Fremont County football fans remember the name, Abraham Thomas. In fact, non-football fans likely remember Abe.
Thomas had a big impact on the community. A menacing defensive tackle for RHS, yes, but off the field a humble, kind person, who went out of his way to help others.
In the late 1990’s Thomas attended St. Stephens Indian High School. At that time, the Eagles did not have a football team. That was a blessing for Riverton High School, as he became eligible to play for the Wolverines. Thomas helped the Wolverines win state championships, he was picked as an “All-Stater” in 1999, and ultimately received a scholarship offer to play college football.
“Long story short, it didn’t work out for me,” said Thomas about his potential college experience. “I went back home to the Reservation, but nothing was going there for me. I moved to Utah in 2005 because I felt in order to better my life, I needed to move away.”
The process of a “better life” took its time for Abe. “I went homeless for about three months. I found a job to provide for myself and found a place to live. I bounced around from job to job many times and I wanted to go back home, but there was nothing for me there. I did a lot of growing up and met my wife while doing so. We now have four beautiful kids.”
Thomas is still in Utah, raising his family, and working hard to support them. He works full time at Costco, but focuses on his true passion, music, when he can. “I’ve been pursuing music on and off for about 12 years now. I’m more motivated than ever to go all-in, but financially, I can’t. It’s a long process sometimes, but I get it done. I do my music part-time because of my job and I hope someday to do it full-time.”
His re-dedication to music in 2018 has helped him cope with perhaps the darkest chapter of his life. Last year, Abraham was diagnosed with anxiety and depression. “I was in a very dark place with my life and almost committed suicide. I wasn’t successful in doing so, and I’m so grateful I’m still here.” He wound up seeking help and learned of his anxiety and depression, and how to fight it. “I like to call it fighting with depression, because I feel that the more I fight, the more I heal. My friends and family would ask what they could do to help, I told them to just love me. Letting someone know that you care for them can help in a lot of ways.”
The fight led Thomas to create a new song. “Love Me Today” was written as a piece of Abe’s journey to where he is now, and a message of hope to anyone needing one.

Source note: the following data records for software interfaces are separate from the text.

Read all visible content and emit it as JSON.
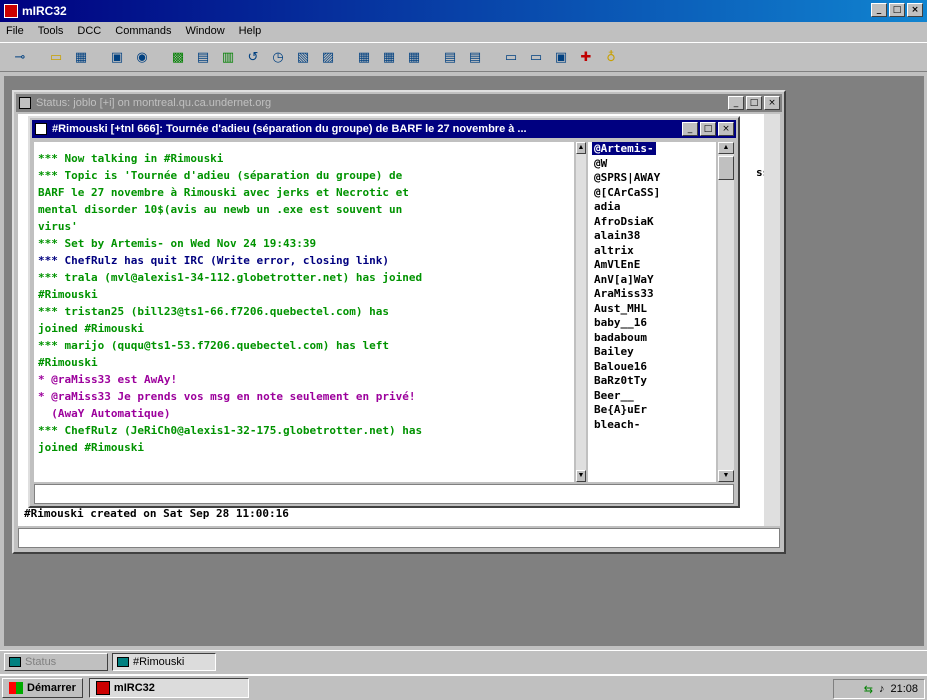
{
  "app": {
    "title": "mIRC32"
  },
  "menu": [
    "File",
    "Tools",
    "DCC",
    "Commands",
    "Window",
    "Help"
  ],
  "toolbar_icons": [
    "connect-icon",
    "folder-icon",
    "options-icon",
    "address-book-icon",
    "channels-icon",
    "finger-icon",
    "send-icon",
    "chat-icon",
    "dcc-icon",
    "notify-icon",
    "log-icon",
    "cascade-icon",
    "tile-icon",
    "arrange-icon",
    "tile-h-icon",
    "tile-v-icon",
    "list-icon",
    "minimize-all-icon",
    "help-icon",
    "about-icon"
  ],
  "status_window": {
    "title": "Status: joblo [+i] on montreal.qu.ca.undernet.org",
    "last_line": "#Rimouski created on Sat Sep 28 11:00:16",
    "side_text": "ss"
  },
  "channel_window": {
    "title": "#Rimouski [+tnl 666]: Tournée d'adieu (séparation du groupe) de BARF le 27 novembre à ...",
    "lines": [
      {
        "text": "*** Now talking in #Rimouski",
        "color": "green"
      },
      {
        "text": "*** Topic is 'Tournée d'adieu (séparation du groupe) de",
        "color": "green"
      },
      {
        "text": "BARF le 27 novembre à Rimouski avec jerks et Necrotic et",
        "color": "green"
      },
      {
        "text": "mental disorder 10$(avis au newb un .exe est souvent un",
        "color": "green"
      },
      {
        "text": "virus'",
        "color": "green"
      },
      {
        "text": "*** Set by Artemis- on Wed Nov 24 19:43:39",
        "color": "green"
      },
      {
        "text": "*** ChefRulz has quit IRC (Write error, closing link)",
        "color": "navy"
      },
      {
        "text": "*** trala (mvl@alexis1-34-112.globetrotter.net) has joined",
        "color": "green"
      },
      {
        "text": "#Rimouski",
        "color": "green"
      },
      {
        "text": "*** tristan25 (bill23@ts1-66.f7206.quebectel.com) has",
        "color": "green"
      },
      {
        "text": "joined #Rimouski",
        "color": "green"
      },
      {
        "text": "*** marijo (ququ@ts1-53.f7206.quebectel.com) has left",
        "color": "green"
      },
      {
        "text": "#Rimouski",
        "color": "green"
      },
      {
        "text": "* @raMiss33 est AwAy!",
        "color": "purple"
      },
      {
        "text": "* @raMiss33 Je prends vos msg en note seulement en privé!",
        "color": "purple"
      },
      {
        "text": "  (AwaY Automatique)",
        "color": "purple"
      },
      {
        "text": "*** ChefRulz (JeRiCh0@alexis1-32-175.globetrotter.net) has",
        "color": "green"
      },
      {
        "text": "joined #Rimouski",
        "color": "green"
      }
    ],
    "nicks": [
      "@Artemis-",
      "@W",
      "@SPRS|AWAY",
      "@[CArCaSS]",
      "adia",
      "AfroDsiaK",
      "alain38",
      "altrix",
      "AmVlEnE",
      "AnV[a]WaY",
      "AraMiss33",
      "Aust_MHL",
      "baby__16",
      "badaboum",
      "Bailey",
      "Baloue16",
      "BaRz0tTy",
      "Beer__",
      "Be{A}uEr",
      "bleach-"
    ]
  },
  "switchbar": [
    {
      "label": "Status",
      "active": false
    },
    {
      "label": "#Rimouski",
      "active": true
    }
  ],
  "taskbar": {
    "start": "Démarrer",
    "task": "mIRC32",
    "clock": "21:08"
  }
}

“The song was prompted from that time in my life. I’m not looking to get famous or to be rich from this song, but only to share a message for my people back home and to tell them to find how important they are for themselves and for others around them. I want this song to reach so many people not only at home but around the world.”

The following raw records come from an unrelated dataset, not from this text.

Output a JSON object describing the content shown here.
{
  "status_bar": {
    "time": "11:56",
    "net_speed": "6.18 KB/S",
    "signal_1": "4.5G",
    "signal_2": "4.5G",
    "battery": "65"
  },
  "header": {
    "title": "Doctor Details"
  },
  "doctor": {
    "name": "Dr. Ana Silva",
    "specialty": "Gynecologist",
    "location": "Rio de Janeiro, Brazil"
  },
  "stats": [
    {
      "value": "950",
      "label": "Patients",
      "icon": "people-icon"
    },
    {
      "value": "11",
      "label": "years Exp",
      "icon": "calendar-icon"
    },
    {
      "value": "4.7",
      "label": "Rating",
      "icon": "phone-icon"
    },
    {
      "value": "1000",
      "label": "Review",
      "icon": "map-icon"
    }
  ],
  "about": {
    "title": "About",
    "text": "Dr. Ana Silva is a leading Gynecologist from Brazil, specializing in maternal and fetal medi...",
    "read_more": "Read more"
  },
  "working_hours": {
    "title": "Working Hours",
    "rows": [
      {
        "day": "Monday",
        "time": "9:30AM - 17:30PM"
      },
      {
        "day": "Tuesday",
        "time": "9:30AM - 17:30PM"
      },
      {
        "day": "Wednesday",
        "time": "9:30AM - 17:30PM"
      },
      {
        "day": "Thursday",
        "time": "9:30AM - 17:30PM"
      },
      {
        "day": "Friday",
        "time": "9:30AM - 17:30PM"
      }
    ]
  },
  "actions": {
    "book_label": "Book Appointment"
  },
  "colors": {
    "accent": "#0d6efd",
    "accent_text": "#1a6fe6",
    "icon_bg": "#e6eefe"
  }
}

Thomas said he hopes the message helps others that are stuck “in darkness.” He encouraged everyone to, “Share your feelings, live life, and love life.